I fully admit: I regularly pay the power, phone and Internet bills for the bookstore and our household at the walk-up bill payment station on 2nd Street, and there is a fee charged for such services. Part of it is: Usually, I am getting up to the last possible day before I can afford to pay those bills, so a check in the mail wouldn’t work. Honestly, I have not ever gone to a payday lender probably for two reasons: I didn’t fully understand what they did before, and I have so rarely had a regular job with regular pay stubs that borrowing against a paycheck would have been a largely speculative experience. I mean for freelance writers it must go something like this:
“Well, I’m hoping to get at least four assignments next month—and we usually get paid within 30 days of publication, so if all that works out, could we make a deal?”
Somehow that scenario seems highly unlikely to end in the potential borrower’s favor. Though one could argue none of this ends in the borrower’s favor.
The Great Recession of 2008 has hit everyone, though some harder than others. For those with the least of resources, it has been harder than before, as fewer options are available. Perhaps we as a society need to ask ourselves if we can’t come up with a better option?

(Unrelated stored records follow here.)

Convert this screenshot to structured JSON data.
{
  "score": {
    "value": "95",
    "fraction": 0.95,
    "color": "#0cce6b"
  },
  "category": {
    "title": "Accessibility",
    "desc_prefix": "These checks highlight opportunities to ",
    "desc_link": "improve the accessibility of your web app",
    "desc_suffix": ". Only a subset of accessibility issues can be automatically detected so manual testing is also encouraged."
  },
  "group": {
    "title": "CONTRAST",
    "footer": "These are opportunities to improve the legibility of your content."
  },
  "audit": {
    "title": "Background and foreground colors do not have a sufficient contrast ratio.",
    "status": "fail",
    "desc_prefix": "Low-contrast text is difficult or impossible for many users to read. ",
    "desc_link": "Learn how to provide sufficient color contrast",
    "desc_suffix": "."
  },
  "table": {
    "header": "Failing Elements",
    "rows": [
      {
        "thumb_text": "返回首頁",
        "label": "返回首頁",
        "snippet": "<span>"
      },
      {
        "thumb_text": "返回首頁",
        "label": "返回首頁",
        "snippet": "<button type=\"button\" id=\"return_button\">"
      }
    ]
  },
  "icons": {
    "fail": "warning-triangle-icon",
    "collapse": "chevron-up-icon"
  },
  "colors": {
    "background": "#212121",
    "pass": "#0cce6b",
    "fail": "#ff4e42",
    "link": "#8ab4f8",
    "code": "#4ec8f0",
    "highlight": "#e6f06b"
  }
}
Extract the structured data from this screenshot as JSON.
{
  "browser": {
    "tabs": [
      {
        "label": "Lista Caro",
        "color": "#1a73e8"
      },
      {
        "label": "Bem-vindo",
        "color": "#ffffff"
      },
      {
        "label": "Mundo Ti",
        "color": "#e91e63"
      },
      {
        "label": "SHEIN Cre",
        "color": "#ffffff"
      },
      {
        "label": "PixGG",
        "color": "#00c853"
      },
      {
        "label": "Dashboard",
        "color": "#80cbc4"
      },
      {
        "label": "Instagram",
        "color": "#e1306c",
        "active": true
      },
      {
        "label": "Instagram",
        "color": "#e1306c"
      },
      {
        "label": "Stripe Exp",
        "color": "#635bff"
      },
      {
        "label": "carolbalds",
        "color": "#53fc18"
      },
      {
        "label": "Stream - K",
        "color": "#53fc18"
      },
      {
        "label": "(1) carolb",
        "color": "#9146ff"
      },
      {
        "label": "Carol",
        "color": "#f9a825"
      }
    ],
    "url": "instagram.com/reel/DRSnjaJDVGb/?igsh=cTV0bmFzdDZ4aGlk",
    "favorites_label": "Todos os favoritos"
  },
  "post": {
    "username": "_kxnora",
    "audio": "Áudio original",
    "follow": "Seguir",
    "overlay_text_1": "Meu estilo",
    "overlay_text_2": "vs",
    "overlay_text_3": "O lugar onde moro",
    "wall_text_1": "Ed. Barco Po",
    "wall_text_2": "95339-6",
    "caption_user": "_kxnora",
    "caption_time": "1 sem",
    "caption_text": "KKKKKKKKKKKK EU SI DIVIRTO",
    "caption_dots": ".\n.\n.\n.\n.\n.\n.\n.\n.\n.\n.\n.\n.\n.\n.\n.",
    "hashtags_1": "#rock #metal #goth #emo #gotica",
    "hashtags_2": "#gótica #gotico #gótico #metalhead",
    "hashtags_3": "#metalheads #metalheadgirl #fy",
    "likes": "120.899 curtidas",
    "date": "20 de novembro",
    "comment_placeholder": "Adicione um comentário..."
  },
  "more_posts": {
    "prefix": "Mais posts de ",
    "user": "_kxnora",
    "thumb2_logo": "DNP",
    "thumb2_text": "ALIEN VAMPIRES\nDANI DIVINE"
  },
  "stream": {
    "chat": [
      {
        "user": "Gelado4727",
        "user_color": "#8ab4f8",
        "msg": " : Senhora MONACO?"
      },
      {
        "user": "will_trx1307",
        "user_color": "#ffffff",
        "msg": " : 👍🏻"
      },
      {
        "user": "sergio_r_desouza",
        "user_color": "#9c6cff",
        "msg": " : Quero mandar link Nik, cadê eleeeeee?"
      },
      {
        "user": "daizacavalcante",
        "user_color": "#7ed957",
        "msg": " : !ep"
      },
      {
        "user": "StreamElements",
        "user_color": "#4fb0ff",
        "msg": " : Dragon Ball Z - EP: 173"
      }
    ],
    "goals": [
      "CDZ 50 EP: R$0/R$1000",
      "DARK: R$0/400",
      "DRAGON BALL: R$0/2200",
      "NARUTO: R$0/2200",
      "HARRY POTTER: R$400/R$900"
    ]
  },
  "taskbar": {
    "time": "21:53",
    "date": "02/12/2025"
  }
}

In several states, churches have begun lobbying for greater regulation to predatory lenders. I wonder if we couldn’t take it one step further and find someone of pooling resources as a community to create a better lending safety net for people who don’t qualify for bank help—or even the joy of credit-card debt. I have to say that having wrestled with credit-card debt for most of my adult life, I am stunned to discover there is a net worse than that, but apparently there is. With all the goodwill that exists in this community, there must be a way to make this happen.